▸ **WHAT TO DO**
Lines holding the word "glyph" in the material below: count them and write the number alone.

▸ **EXCERPTED DATA**

=-=-=-=-=

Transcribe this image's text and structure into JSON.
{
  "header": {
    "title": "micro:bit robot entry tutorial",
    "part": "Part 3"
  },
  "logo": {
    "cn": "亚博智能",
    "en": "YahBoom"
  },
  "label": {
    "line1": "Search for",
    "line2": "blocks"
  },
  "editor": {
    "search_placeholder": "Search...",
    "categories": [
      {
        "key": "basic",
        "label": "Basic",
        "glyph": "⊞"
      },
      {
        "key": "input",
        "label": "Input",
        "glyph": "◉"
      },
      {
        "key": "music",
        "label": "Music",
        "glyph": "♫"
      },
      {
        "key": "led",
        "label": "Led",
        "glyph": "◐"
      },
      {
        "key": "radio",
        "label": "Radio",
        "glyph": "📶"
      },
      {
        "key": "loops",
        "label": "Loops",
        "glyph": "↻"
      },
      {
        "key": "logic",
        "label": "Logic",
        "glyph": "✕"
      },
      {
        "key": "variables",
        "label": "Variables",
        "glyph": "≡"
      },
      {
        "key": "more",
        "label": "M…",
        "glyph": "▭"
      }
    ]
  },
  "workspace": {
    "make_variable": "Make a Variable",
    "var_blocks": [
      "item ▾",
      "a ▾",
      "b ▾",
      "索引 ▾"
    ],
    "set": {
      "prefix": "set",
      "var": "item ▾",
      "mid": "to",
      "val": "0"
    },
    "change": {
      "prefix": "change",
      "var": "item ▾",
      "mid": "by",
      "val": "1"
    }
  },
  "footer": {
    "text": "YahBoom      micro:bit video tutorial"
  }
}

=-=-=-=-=

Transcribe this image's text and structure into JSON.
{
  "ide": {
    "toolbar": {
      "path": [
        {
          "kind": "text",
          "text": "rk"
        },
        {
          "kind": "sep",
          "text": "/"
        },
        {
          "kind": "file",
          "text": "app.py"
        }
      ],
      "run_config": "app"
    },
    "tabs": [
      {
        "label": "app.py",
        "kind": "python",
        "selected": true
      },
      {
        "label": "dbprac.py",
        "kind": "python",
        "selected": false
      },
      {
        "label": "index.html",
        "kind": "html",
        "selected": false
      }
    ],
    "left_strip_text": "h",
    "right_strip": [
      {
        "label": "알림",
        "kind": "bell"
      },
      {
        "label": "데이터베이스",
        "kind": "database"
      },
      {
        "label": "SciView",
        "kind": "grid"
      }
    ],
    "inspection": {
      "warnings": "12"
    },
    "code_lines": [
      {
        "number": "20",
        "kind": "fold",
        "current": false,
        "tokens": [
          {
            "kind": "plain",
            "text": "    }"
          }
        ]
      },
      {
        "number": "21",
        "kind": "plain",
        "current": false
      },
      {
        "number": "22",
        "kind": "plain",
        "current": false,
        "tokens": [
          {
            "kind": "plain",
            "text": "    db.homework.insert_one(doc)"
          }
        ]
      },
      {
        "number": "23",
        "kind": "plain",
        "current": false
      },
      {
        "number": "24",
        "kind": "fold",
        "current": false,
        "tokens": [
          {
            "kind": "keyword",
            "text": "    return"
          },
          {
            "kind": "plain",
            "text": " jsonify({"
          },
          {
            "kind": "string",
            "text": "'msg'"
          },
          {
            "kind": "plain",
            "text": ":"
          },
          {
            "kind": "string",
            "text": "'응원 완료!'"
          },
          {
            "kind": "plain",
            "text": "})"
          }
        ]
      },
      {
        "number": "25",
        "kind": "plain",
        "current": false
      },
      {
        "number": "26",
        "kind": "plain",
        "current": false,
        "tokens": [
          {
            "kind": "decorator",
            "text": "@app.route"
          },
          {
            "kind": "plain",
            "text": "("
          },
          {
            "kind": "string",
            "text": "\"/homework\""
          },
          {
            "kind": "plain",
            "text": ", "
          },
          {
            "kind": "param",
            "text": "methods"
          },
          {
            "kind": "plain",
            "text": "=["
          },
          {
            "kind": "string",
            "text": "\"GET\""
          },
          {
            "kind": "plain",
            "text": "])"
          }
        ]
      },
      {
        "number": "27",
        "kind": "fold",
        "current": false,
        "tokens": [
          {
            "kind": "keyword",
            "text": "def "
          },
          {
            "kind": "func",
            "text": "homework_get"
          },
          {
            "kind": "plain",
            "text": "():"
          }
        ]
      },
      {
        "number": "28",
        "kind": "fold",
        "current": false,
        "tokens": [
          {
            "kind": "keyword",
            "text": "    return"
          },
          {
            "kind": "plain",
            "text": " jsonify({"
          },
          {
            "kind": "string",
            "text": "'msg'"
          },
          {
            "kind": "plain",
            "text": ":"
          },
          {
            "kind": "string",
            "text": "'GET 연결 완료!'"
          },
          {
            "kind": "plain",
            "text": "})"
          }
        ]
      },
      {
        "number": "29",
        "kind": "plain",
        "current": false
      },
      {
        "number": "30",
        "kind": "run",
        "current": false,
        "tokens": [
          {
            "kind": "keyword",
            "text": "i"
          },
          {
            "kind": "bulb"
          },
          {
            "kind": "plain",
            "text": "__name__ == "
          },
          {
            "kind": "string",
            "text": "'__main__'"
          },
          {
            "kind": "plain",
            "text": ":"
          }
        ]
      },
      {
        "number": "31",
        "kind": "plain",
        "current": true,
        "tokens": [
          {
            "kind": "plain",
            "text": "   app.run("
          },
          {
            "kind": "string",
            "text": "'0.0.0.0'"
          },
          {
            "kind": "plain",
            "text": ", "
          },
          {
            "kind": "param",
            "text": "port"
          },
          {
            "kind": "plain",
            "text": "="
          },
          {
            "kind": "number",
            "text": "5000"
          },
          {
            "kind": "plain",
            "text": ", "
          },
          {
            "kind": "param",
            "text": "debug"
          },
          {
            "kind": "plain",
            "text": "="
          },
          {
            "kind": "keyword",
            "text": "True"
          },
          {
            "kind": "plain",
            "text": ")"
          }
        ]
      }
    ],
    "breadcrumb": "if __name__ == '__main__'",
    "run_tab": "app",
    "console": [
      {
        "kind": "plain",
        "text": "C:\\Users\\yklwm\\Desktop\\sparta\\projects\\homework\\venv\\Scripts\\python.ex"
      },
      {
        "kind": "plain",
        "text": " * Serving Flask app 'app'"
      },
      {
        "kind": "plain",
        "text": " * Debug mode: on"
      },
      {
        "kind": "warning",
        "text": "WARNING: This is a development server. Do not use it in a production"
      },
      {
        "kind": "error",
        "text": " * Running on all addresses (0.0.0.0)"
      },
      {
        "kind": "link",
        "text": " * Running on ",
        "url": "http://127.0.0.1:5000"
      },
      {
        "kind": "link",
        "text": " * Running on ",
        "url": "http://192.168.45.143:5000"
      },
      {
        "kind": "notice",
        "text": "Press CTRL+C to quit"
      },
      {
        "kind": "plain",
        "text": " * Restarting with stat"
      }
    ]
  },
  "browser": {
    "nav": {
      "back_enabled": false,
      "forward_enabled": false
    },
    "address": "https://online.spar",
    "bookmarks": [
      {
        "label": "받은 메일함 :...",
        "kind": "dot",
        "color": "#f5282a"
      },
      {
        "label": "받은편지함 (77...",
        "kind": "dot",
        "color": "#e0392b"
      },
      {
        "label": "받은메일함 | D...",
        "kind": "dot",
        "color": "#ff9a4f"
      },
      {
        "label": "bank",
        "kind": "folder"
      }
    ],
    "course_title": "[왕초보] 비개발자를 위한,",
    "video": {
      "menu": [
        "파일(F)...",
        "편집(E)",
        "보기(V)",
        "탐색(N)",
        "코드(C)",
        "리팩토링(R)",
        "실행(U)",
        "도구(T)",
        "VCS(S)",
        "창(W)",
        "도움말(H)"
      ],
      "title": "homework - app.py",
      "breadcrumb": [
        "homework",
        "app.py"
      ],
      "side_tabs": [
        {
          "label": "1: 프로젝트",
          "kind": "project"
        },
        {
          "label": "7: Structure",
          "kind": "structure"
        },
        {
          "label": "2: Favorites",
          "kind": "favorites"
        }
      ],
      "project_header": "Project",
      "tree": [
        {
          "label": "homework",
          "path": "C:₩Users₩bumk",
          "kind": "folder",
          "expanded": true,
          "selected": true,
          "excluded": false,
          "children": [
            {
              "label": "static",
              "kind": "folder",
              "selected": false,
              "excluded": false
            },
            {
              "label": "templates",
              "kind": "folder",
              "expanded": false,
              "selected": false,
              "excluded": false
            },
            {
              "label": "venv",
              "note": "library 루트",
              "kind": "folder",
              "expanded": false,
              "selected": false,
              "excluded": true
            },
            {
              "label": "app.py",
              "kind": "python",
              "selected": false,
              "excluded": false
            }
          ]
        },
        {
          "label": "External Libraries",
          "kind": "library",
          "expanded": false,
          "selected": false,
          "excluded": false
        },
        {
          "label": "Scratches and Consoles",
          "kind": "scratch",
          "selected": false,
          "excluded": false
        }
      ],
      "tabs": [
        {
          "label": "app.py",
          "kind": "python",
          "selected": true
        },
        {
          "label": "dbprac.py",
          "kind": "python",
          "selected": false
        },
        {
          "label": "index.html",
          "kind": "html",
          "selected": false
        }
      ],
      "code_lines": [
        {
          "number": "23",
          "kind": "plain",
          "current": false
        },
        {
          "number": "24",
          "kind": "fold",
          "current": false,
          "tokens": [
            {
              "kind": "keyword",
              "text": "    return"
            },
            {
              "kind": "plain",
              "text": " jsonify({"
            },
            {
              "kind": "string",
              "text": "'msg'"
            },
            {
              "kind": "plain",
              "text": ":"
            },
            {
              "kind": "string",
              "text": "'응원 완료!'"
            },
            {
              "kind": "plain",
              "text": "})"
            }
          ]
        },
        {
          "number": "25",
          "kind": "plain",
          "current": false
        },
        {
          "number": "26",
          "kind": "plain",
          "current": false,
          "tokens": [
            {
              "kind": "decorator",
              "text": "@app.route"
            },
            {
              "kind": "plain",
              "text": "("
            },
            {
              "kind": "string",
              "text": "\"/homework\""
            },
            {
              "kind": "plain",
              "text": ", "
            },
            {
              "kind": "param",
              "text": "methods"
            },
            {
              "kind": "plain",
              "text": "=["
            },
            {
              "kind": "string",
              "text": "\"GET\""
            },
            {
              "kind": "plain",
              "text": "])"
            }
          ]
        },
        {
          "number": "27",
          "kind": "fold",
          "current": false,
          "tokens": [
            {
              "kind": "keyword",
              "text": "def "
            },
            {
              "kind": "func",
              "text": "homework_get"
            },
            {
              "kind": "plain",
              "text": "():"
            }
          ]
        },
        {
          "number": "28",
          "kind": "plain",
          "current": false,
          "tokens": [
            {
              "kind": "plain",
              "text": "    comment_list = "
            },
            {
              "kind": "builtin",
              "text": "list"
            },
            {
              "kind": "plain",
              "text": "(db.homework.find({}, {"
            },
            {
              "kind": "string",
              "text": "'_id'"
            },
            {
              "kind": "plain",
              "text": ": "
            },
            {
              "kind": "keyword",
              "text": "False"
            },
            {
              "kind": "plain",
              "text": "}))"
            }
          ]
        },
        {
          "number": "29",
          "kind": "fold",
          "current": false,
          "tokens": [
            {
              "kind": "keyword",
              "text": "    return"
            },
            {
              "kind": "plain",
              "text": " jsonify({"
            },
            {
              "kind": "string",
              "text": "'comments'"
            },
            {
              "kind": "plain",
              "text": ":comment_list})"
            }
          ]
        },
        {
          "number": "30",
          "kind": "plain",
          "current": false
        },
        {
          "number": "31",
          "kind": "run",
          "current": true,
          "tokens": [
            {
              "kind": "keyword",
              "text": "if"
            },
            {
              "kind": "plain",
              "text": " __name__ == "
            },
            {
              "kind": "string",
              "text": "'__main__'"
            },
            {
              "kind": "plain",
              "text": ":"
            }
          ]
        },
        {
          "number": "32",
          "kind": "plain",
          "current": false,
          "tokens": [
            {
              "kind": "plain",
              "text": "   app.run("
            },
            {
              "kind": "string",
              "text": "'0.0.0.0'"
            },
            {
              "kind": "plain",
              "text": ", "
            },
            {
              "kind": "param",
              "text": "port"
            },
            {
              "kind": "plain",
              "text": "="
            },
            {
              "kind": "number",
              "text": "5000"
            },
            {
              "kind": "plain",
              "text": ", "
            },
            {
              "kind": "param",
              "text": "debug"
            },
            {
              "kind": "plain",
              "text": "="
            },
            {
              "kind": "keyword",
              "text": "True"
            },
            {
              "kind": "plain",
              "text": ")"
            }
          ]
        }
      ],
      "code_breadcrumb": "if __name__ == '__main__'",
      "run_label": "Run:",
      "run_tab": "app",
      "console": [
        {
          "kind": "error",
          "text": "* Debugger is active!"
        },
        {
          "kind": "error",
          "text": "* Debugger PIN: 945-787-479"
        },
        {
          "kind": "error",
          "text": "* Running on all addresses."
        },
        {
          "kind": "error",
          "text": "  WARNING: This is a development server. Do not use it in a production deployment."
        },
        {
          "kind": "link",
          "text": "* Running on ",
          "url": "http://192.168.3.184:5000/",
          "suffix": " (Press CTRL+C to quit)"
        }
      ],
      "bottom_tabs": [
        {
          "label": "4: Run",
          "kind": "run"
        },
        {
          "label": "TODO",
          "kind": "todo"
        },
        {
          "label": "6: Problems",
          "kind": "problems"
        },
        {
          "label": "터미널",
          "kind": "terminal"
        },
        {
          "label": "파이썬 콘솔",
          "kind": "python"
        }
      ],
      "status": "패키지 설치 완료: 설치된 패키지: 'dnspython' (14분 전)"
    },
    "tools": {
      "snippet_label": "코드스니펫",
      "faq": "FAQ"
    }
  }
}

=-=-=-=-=

▸ **EXPECTED ANSWER**
9